It’s a case of whoops, there goes the neighbourhood twice over in Rapture Theatre’s revival of Bruce Norris’ Pulitzer Prize-winning play, which opens in 1959 in the same Chicago suburb where Lorraine Hansberry’s drama, A Raisin in the Sun, which appeared that year, is set. Here, Robin Kingsland’s Russ and his wife Bev, played by Jackie Morrison, are preparing to move out of their now almost empty des-res following a family tragedy.
Unknown to them, the bargain basement price tag has enabled a black family to move in, with Jack Lord’s uptight Karl a self-appointed spokesperson for the entire ‘hood. Russ and Bev’s black maid Francine (Adelaide Obeng) and her husband Albert (Vinta Morgan), meanwhile, bear witness to a barrage of everyday racism. Fast forward half a century, and a white family are trying to buy the same house, albeit with a heap of proposed changes which the black couple representing the block’s now much more diverse community aren’t…

Losing Touch With My Mind - Psychedelia in Britain 1986-1990
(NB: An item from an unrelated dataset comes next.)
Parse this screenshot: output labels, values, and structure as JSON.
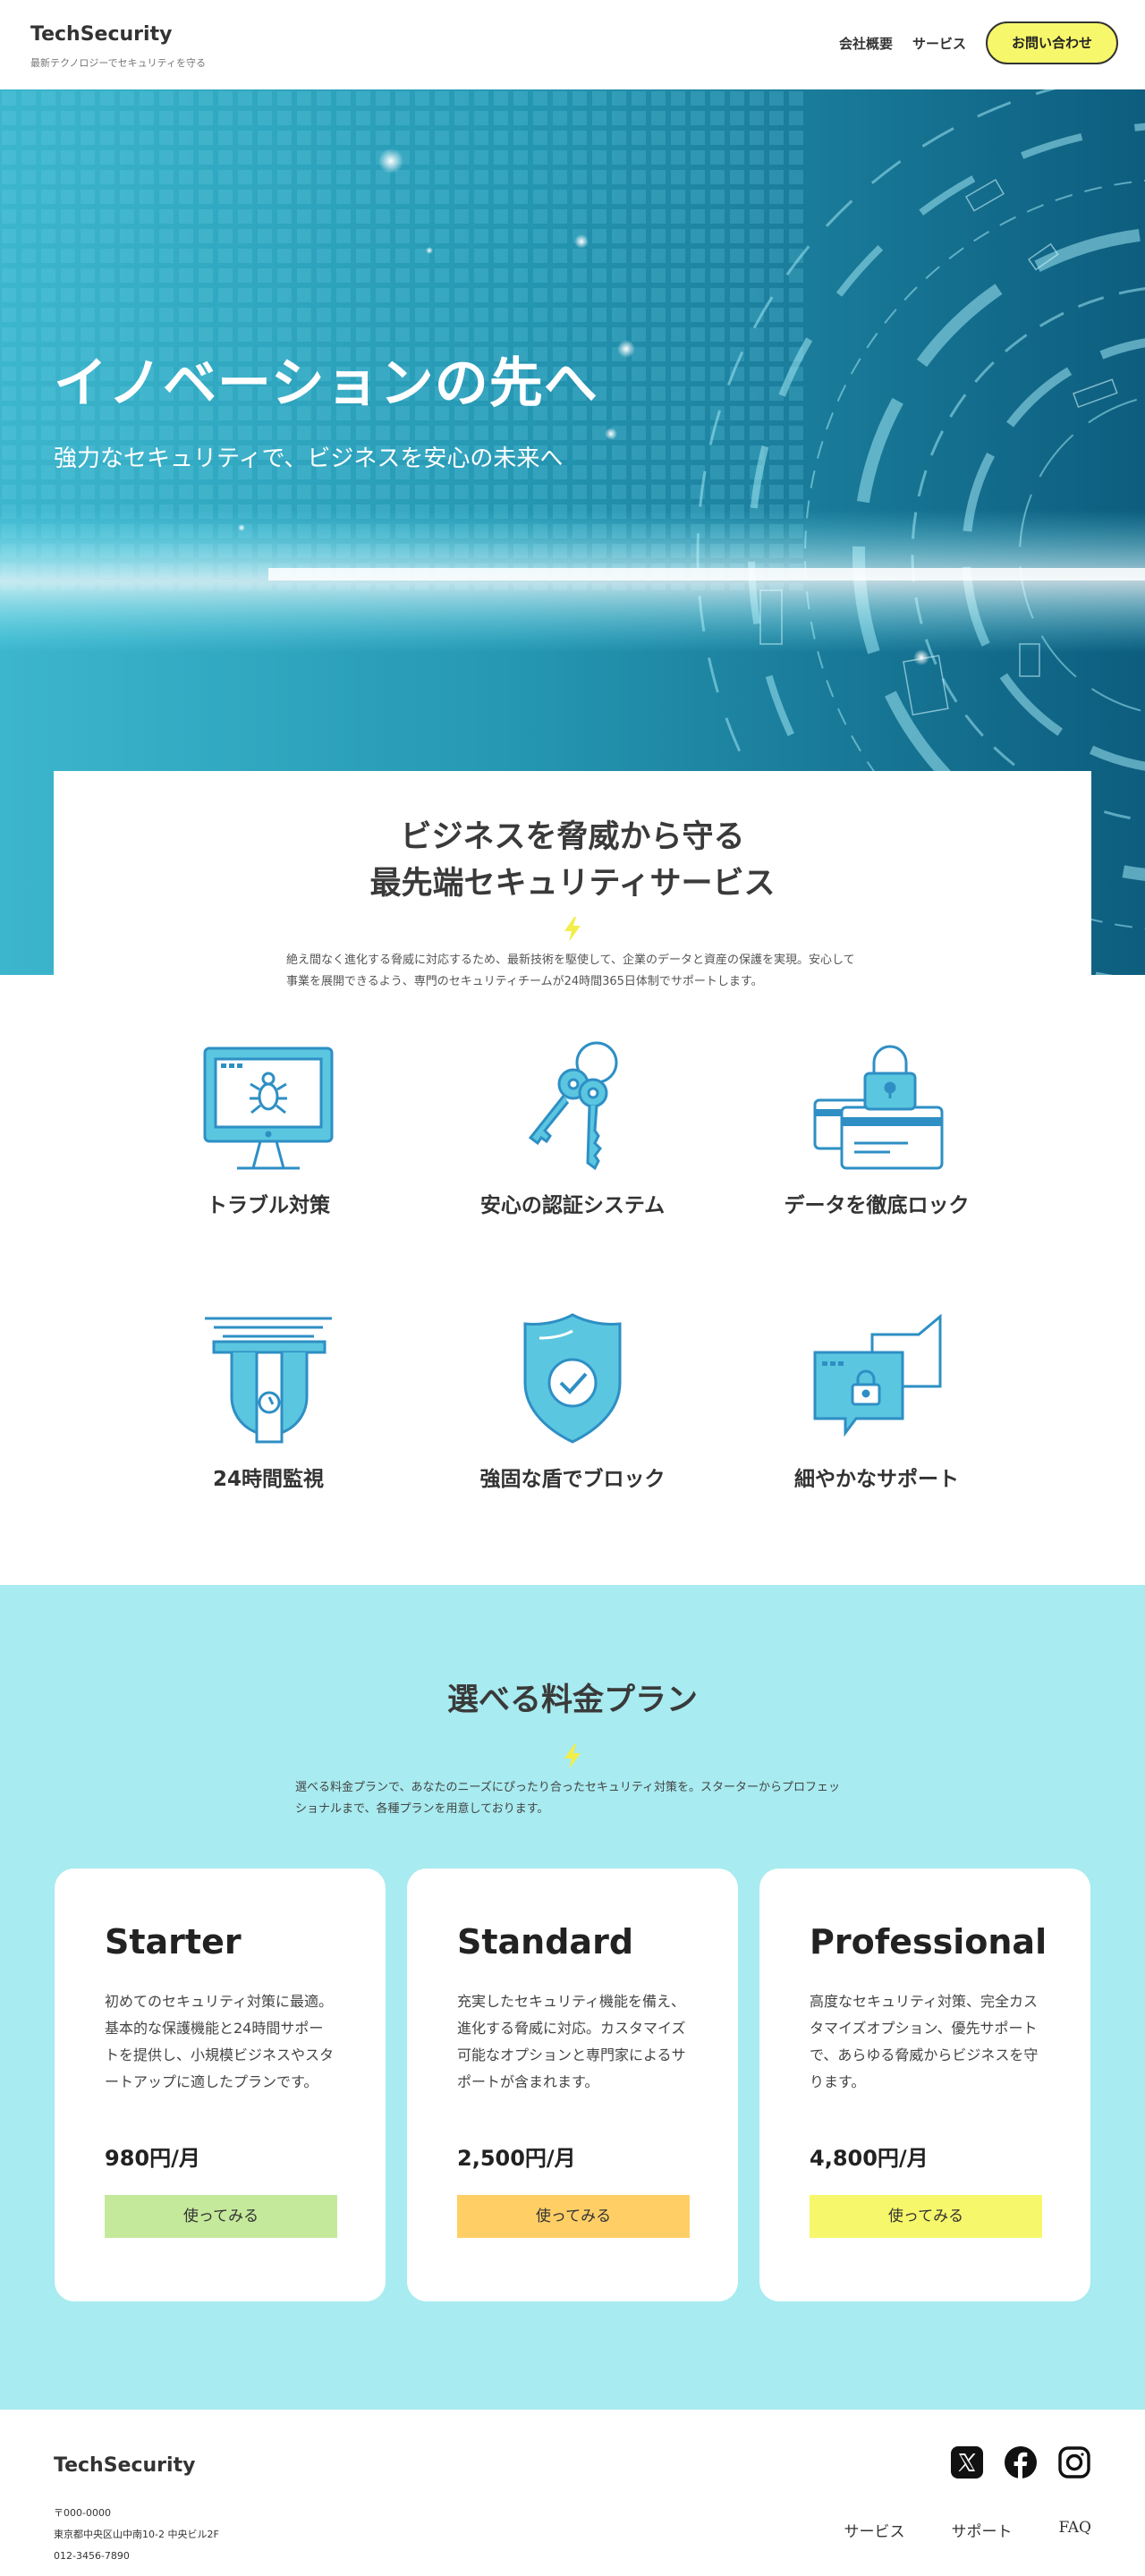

DISC 1
1. THE STONE ROSES  - Don’t Stop 2. SPACEMEN 3  - Losing Touch With My Mind (Demo) 3. THE MODERN ART  - Mind Train 4. 14 ICED BEARS  - Mother Sleep 5. RED CHAIR FADEAWAY - Myra 6. BIFF BANG POW!  - Five Minutes In The Life Of Greenwood Goulding 7. THE STAIRS - I Remember A Day 8. THE PRISONERS - In From The Cold 9. THE TELESCOPES  - Everso 10. THE SEERS  - Psych Out 11. MAGIC MUSHROOM BAND - You Can Be My L-S-D 12. THE HONEY SMUGGLERS  - Smokey Ice-Cream 13. THE MOONFLOWERS - We Dig Your Earth 14. THE SUGAR BATTLE  - Colliding Minds 15. GOL GAPPAS  - Albert Parker 16. PAUL ROLAND - In The Opium Den 17. THE THANES - Days Go Slowly By 18. THEE HYPNOTICS  - Justice In Freedom (12" Version)

1. THE STONE ROSES Don’t Stop ( SilvertoneORE1989)
The trip didn’t quite start here for what sounds like Waterfall played backwards on The Stone Roses’ era-defining eponymous debut album, but it sounds like it. Vocalist Ian Brown and guitarist John Squire met in 1980 at Altrincham Grammar School. With bassist …